Fifty Large Employers Form Pool To Negotiate Prescription Drug Prices
Fifty of the nation's largest employers have formed a pool to bypass pharmacy benefit managers and directly negotiate with pharmaceutical companies in an effort to reduce drug prices for their five million active and retired employees and dependents, the New York Times reports. The employers say that prescription drug prices continue to rise but that they typically have no way to determine the true costs of prescription drugs because prices are based largely on discounts on average wholesale prices "that are quoted by the industry but that no one actually pays," the Times reports. The employers say that even when PBMs negotiate better prices, overall costs keep rising because drug makers give PBMs rebates in exchange for encouraging increased use of multibillion-dollar products. As a result, the employers "suspect that they would be better off negotiating directly for the best prices for the drugs that best suit their employees' needs," according to the Times. The group plans to discuss pricing for the 50 drugs on which its members spend the most money, including cholesterol-lowering drugs Lipitor and Zocor; heartburn medications Prevacid and Nexium; painkillers Celebrex and Vioxx; antidepressants Zoloft, Paxil and Effexor; and allergy drug Allegra. However, the companies still would work with PBMs, which would continue to manage the employers' payments for generics and other less expensive drugs, set copayments, direct members with chronic health problems to mail-order pharmacies and manage other aspects of the companies' prescription drug plans. The group has begun discussions with drug makers and PBMs. They are working with the Human Resources Policy Association and benefits consulting firm Hewitt Associates.

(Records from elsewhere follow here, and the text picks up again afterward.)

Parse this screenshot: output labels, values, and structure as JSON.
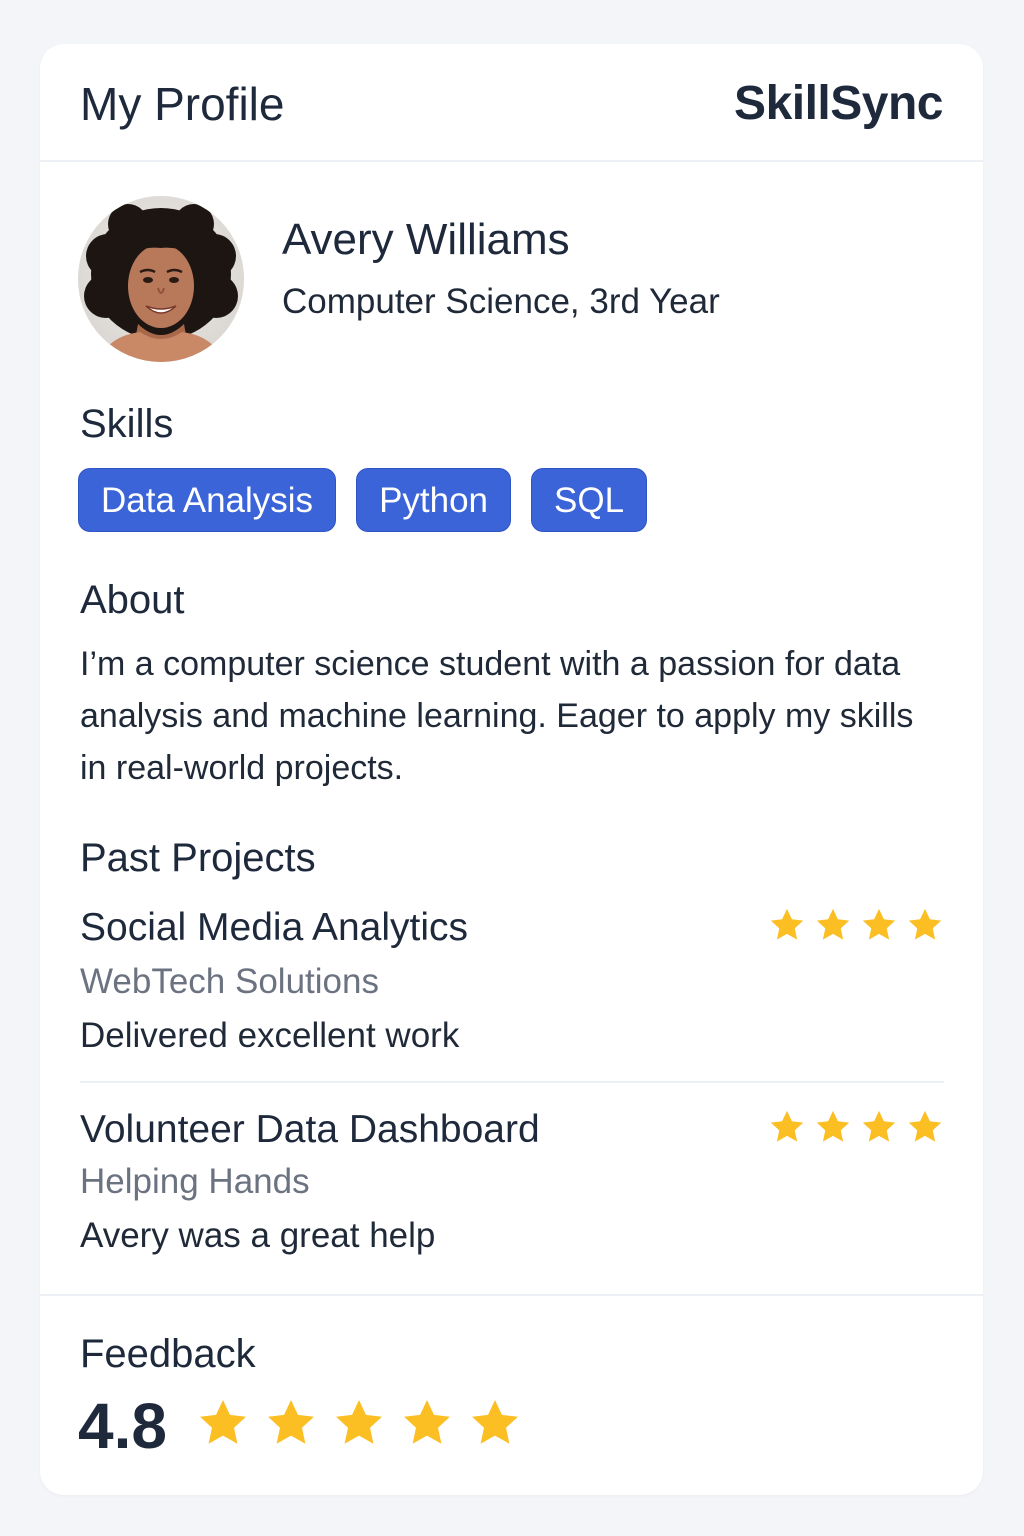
{
  "header": {
    "title": "My Profile",
    "brand": "SkillSync"
  },
  "profile": {
    "name": "Avery Williams",
    "program": "Computer Science,  3rd Year",
    "avatar_icon": "profile-photo"
  },
  "skills": {
    "heading": "Skills",
    "items": [
      "Data Analysis",
      "Python",
      "SQL"
    ]
  },
  "about": {
    "heading": "About",
    "text": "I’m a computer science student with a passion for data analysis and machine learning. Eager to apply my skills in real-world projects."
  },
  "projects": {
    "heading": "Past Projects",
    "items": [
      {
        "title": "Social Media Analytics",
        "client": "WebTech Solutions",
        "note": "Delivered excellent work",
        "stars": 4
      },
      {
        "title": "Volunteer Data Dashboard",
        "client": "Helping Hands",
        "note": "Avery was a great help",
        "stars": 4
      }
    ]
  },
  "feedback": {
    "heading": "Feedback",
    "rating": "4.8",
    "stars": 5
  },
  "colors": {
    "accent": "#3b64d8",
    "star": "#fbbf24",
    "muted_text": "#6b7280",
    "heading_text": "#1e293b"
  }
}
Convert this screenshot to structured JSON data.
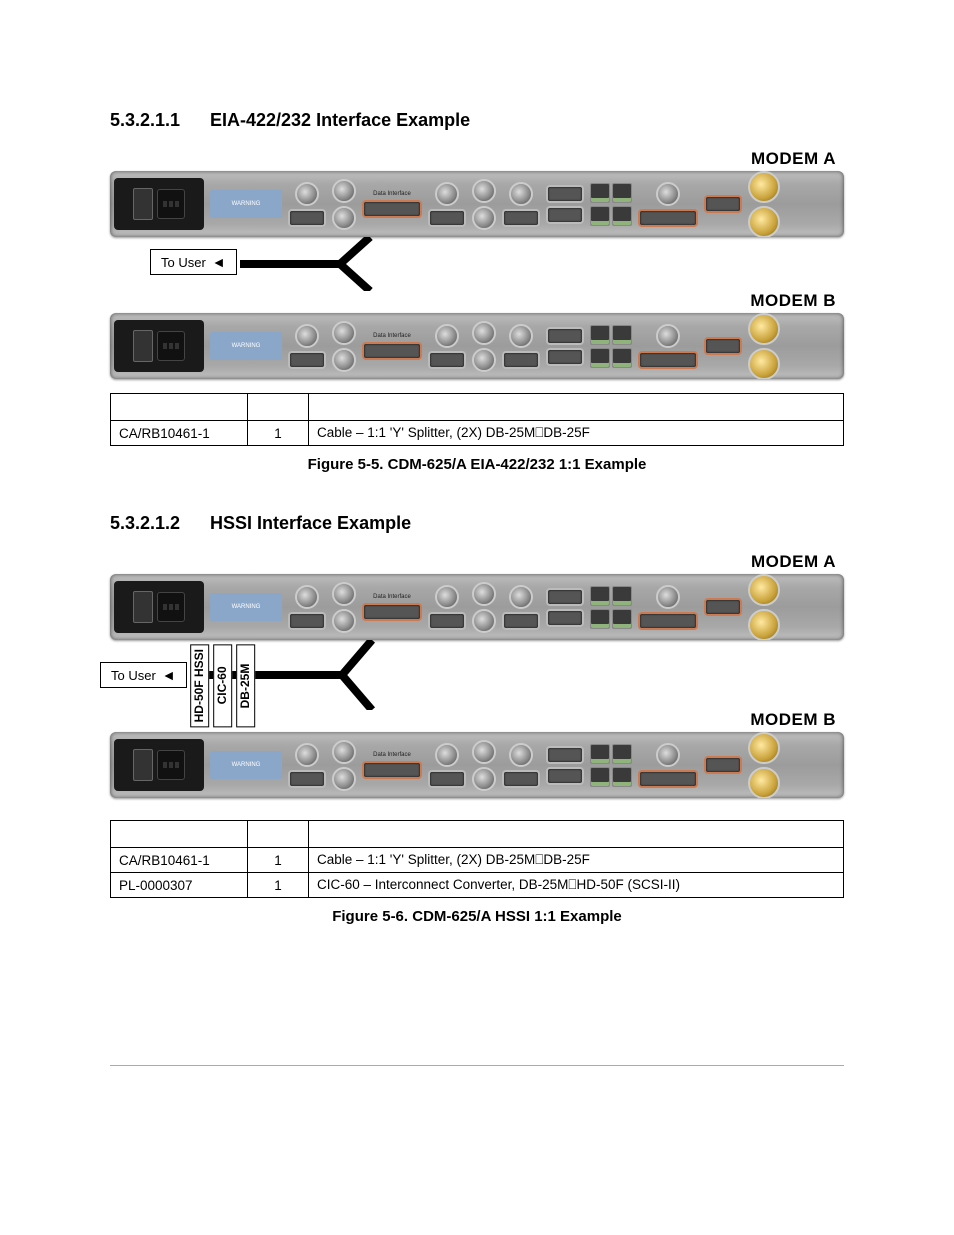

Drug makers so far have "reacted positively" to the group's plan, according to Kenneth Sperling, a health care consultant at Hewitt. He added, "The pharma companies realize that the current rebate model has a limited future." However, David Snow, president and CEO of Medco Health Solutions, a PBM representing more than 60 million people, said, "It's worth trying, but I'm highly skeptical" that the employers can save money on the 50 drugs because drug makers only cut prices when deals create a larger market share for their products, which the employers are unlikely to achieve with their current purchasing power (Freudenheim, New York Times, 6/12).This is part of the California Healthline Daily Edition, a summary of health policy coverage from major news organizations. Sign up for an email subscription.